7 highly anticipated books for summer reading

Colson Whitehead's follow-up to his Pulitzer Prize-winning "The Underground Railroad" is "The Nickel Boys," which follows a young African American man in the early 1960s who is sentenced to do time at a "reform school."
(Garcia / EPA/Shutterstock)

Summer is coming up fast, and it’s never too early to plan which books you’ll be taking with you to the beach or the swimming pool. While there’s never any shortage of light, breezy books to choose from, sometimes you want something a bit more substantial to keep you enthralled while you take in (or escape from) the sun.

Whether you’re a fan of true crime, short stories or historical fiction, there’s definitely a summer book with your name on it. These seven highly anticipated books are likely to have people talking through the hot months to come.

“American Predator: The Hunt for the Most Meticulous Serial Killer of the 21st Century,” Maureen Callahan (July 2): Israel Keyes might not be a familiar name to most Americans, but he was one of the coldest and most horrifying serial killers in modern American history. New York journalist Callahan’s book about the murderer, who died by suicide in 2012, tells the story of the FBI investigation that eventually led to Keyes’ arrest after several years on the loose.

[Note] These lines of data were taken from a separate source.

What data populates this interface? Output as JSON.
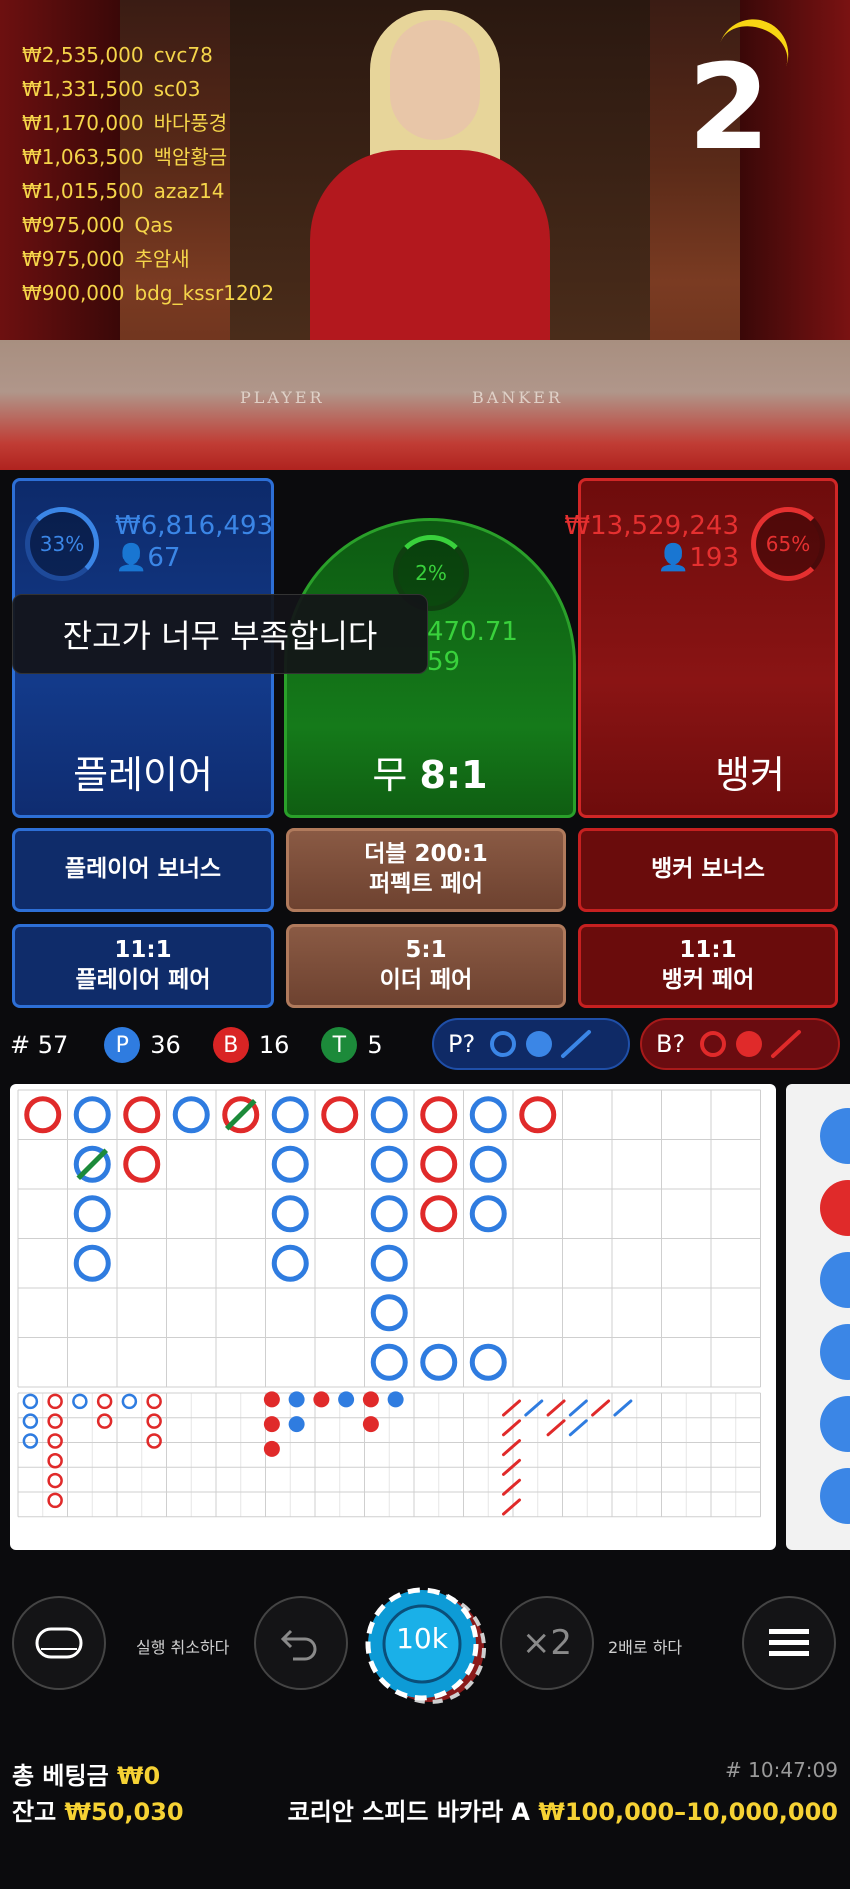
{
  "video": {
    "countdown": "2",
    "table_left_label": "PLAYER",
    "table_right_label": "BANKER"
  },
  "winners": [
    {
      "amount": "₩2,535,000",
      "name": "cvc78"
    },
    {
      "amount": "₩1,331,500",
      "name": "sc03"
    },
    {
      "amount": "₩1,170,000",
      "name": "바다풍경"
    },
    {
      "amount": "₩1,063,500",
      "name": "백암황금"
    },
    {
      "amount": "₩1,015,500",
      "name": "azaz14"
    },
    {
      "amount": "₩975,000",
      "name": "Qas"
    },
    {
      "amount": "₩975,000",
      "name": "추암새"
    },
    {
      "amount": "₩900,000",
      "name": "bdg_kssr1202"
    }
  ],
  "player": {
    "percent": "33%",
    "amount": "₩6,816,493",
    "users": "67",
    "label": "플레이어",
    "percent_value": 0.33
  },
  "banker": {
    "percent": "65%",
    "amount": "₩13,529,243",
    "users": "193",
    "label": "뱅커",
    "percent_value": 0.65
  },
  "tie": {
    "percent": "2%",
    "amount": "470.71",
    "users": "59",
    "label_word": "무",
    "label_odds": "8:1"
  },
  "toast": "잔고가 너무 부족합니다",
  "side_bets": {
    "player_bonus": "플레이어 보너스",
    "double_perfect_odds": "더블 200:1",
    "double_perfect_label": "퍼펙트 페어",
    "banker_bonus": "뱅커 보너스",
    "player_pair_odds": "11:1",
    "player_pair_label": "플레이어 페어",
    "either_pair_odds": "5:1",
    "either_pair_label": "이더 페어",
    "banker_pair_odds": "11:1",
    "banker_pair_label": "뱅커 페어"
  },
  "stats": {
    "rounds_label": "# 57",
    "p_letter": "P",
    "p_count": "36",
    "b_letter": "B",
    "b_count": "16",
    "t_letter": "T",
    "t_count": "5"
  },
  "predict": {
    "player": "P?",
    "banker": "B?"
  },
  "controls": {
    "undo_label": "실행 취소하다",
    "chip_value": "10k",
    "double_symbol": "×2",
    "double_label": "2배로 하다"
  },
  "footer": {
    "total_bet_label": "총 베팅금",
    "total_bet_value": "₩0",
    "balance_label": "잔고",
    "balance_value": "₩50,030",
    "round_id": "# 10:47:09",
    "table_name": "코리안 스피드 바카라 A",
    "limits": "₩100,000–10,000,000"
  },
  "colors": {
    "player_blue": "#3b86e6",
    "banker_red": "#e02a2a",
    "tie_green": "#2aa02a",
    "gold": "#f6d234"
  }
}
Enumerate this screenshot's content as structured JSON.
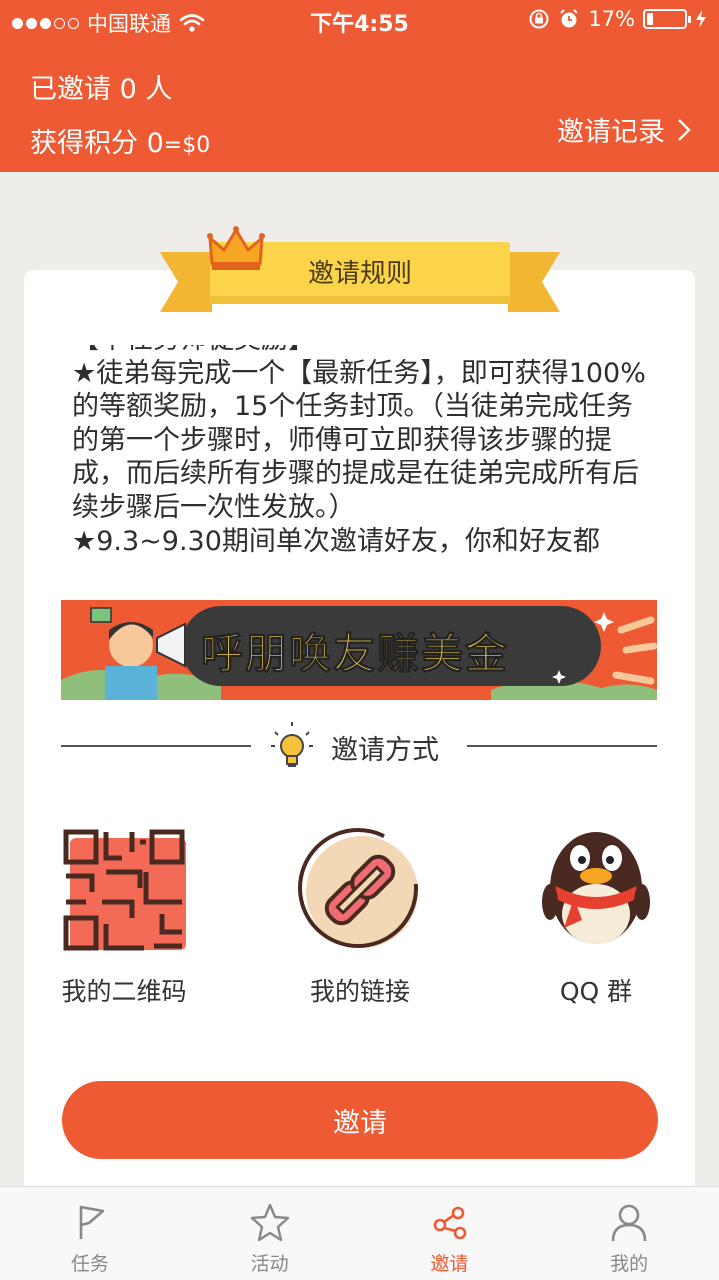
{
  "status_bar": {
    "carrier": "中国联通",
    "time": "下午4:55",
    "battery_percent": "17%",
    "battery_level": 0.17,
    "signal_bars_filled": 3,
    "signal_bars_total": 5
  },
  "header": {
    "invited_count_text": "已邀请 0 人",
    "points_label": "获得积分 0",
    "points_value": "=$0",
    "record_link": "邀请记录"
  },
  "rules": {
    "title": "邀请规则",
    "top_cut_line": "【单任务师徒奖励】",
    "paragraph": "★徒弟每完成一个【最新任务】，即可获得100%的等额奖励，15个任务封顶。（当徒弟完成任务的第一个步骤时，师傅可立即获得该步骤的提成，而后续所有步骤的提成是在徒弟完成所有后续步骤后一次性发放。）",
    "bottom_cut_line": "★9.3~9.30期间单次邀请好友，你和好友都"
  },
  "banner": {
    "text_part1": "呼朋唤友",
    "text_part2": "赚美金"
  },
  "methods": {
    "title": "邀请方式",
    "options": [
      {
        "label": "我的二维码",
        "icon": "qr-code-icon"
      },
      {
        "label": "我的链接",
        "icon": "link-icon"
      },
      {
        "label": "QQ 群",
        "icon": "qq-penguin-icon"
      }
    ]
  },
  "invite_button": "邀请",
  "tabbar": {
    "tabs": [
      {
        "label": "任务",
        "icon": "flag-icon",
        "active": false
      },
      {
        "label": "活动",
        "icon": "star-icon",
        "active": false
      },
      {
        "label": "邀请",
        "icon": "share-icon",
        "active": true
      },
      {
        "label": "我的",
        "icon": "user-icon",
        "active": false
      }
    ]
  },
  "colors": {
    "brand": "#ee5a33",
    "ribbon": "#fbd44a",
    "ribbon_dark": "#f3b632"
  }
}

“Vincent and Alice and Alice,” Shane Jones (July 9): Jones’ bizarre and beautiful debut novel, “Light Boxes” became something of a cult classic not long after its 2009 release. His latest book, from celebrated indie press Tyrant Books, is an office comedy about a bureaucrat trying to get over his recent divorce, only to fall in love with what may or may not be a clone of his ex-wife.

“Three Women,” Lisa Taddeo (July 9): The debut book by journalist Taddeo is one of the season’s most hotly anticipated nonfiction books. Taddeo spent eight years following three women in different parts of America as they grapple with issues of sexuality and desire. Dave Eggers called Taddeo’s book “one of the most riveting, assured, and scorchingly original debuts I’ve ever read.”

“The Nickel Boys,” Colson Whitehead (July 16): Possibly the single most anticipated novel of the year, Whitehead’s follow-up to his Pulitzer Prize-winning “The Underground Railroad” follows a young African American man in the early 1960s who is sentenced to do time at a “reform school” that’s actually run by a staff of sadistic abusers.The novel is based on a true story.

“Marilou Is Everywhere,” Sarah Elaine Smith (July 30): The debut novel from author Smith follows a teenage girl, Cindy, in rural Pennsylvania whose mother is frequently absent, leaving her and her brothers to fend for themselves. When another girl from a rich family suddenly goes missing, Cindy decides to try to replace her. Author Elif Batuman called the book “funny, lyrical, sexy, sad [and] humane.”

“The Hotel Neversink,” Adam O’Fallon Price (Aug. 6): The sophomore effort from Los Angeles native Price tells the story of three generations of a family who own a once-grand hotel in the Catskills. A young boy disappears shortly after the hotel opens, and the unsolved mystery reverberates within the family for decades afterwards.

“Everything Inside: Stories,” Edwidge Danticat (Aug. 27): A new book by Danticat, the Haitian American author of “Breath, Eyes, Memory” and”Krik? Krak!,” is always a publishing event. Her latest is a collection of short stories that explore the human condition through themes such as divorce, family, love and death.